▶ _Your objective_:
Provide only the number of lines in the following data that contain "this".

##### Material provided #####

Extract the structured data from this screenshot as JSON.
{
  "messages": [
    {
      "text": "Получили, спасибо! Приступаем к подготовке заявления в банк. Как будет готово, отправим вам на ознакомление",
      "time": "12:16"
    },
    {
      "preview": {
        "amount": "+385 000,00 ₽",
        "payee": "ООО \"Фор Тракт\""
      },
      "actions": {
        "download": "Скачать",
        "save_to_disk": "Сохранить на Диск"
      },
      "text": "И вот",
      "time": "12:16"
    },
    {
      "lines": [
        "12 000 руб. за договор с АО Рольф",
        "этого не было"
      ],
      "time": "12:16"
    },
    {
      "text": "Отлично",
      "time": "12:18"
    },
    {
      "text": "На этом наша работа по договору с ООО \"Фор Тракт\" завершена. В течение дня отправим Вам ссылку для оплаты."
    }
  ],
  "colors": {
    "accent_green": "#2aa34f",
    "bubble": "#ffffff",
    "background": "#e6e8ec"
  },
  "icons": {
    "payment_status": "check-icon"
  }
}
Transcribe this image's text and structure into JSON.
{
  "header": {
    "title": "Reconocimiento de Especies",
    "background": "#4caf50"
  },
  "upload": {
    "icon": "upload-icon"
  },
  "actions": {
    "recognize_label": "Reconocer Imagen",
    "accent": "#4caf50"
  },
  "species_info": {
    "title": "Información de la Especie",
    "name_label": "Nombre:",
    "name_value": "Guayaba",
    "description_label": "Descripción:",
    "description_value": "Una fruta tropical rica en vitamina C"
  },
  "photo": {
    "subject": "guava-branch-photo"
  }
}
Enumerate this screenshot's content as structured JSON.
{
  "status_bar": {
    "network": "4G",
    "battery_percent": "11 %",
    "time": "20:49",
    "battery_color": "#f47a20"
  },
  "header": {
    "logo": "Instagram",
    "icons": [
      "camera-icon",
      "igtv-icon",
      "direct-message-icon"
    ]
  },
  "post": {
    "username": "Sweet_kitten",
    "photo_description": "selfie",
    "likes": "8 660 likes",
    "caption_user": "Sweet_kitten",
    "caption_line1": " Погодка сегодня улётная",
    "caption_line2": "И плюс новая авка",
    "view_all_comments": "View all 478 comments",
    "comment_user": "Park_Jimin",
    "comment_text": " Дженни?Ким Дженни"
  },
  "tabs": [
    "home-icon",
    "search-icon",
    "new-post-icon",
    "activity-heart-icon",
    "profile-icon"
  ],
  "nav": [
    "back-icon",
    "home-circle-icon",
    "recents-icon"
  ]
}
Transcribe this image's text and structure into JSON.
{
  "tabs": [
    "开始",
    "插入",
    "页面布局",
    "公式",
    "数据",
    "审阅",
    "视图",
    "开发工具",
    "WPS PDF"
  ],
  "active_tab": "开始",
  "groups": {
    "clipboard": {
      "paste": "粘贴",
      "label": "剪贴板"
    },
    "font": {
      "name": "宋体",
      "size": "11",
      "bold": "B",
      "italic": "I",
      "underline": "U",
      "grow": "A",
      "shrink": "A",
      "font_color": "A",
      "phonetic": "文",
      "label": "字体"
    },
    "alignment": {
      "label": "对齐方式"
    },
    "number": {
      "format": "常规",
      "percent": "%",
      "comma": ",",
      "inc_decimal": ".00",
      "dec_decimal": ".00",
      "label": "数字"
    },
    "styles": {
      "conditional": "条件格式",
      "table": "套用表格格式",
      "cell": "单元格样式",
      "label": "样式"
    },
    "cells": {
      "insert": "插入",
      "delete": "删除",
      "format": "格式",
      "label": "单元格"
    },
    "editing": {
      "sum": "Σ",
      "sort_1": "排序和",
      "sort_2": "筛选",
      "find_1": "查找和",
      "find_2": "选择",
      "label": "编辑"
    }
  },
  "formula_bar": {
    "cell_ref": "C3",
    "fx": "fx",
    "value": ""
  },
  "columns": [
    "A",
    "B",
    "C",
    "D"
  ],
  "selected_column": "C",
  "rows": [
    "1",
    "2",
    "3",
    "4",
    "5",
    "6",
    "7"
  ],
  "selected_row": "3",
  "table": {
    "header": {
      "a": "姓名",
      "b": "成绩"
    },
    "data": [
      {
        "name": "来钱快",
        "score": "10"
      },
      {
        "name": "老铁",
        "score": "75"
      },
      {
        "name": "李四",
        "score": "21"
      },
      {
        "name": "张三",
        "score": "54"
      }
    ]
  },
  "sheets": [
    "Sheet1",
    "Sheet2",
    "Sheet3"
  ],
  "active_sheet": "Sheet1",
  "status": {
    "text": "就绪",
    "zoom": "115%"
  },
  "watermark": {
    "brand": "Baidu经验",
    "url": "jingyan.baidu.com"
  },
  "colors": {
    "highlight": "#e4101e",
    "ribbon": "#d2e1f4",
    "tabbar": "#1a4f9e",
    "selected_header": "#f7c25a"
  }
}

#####

▶ _Response_:
4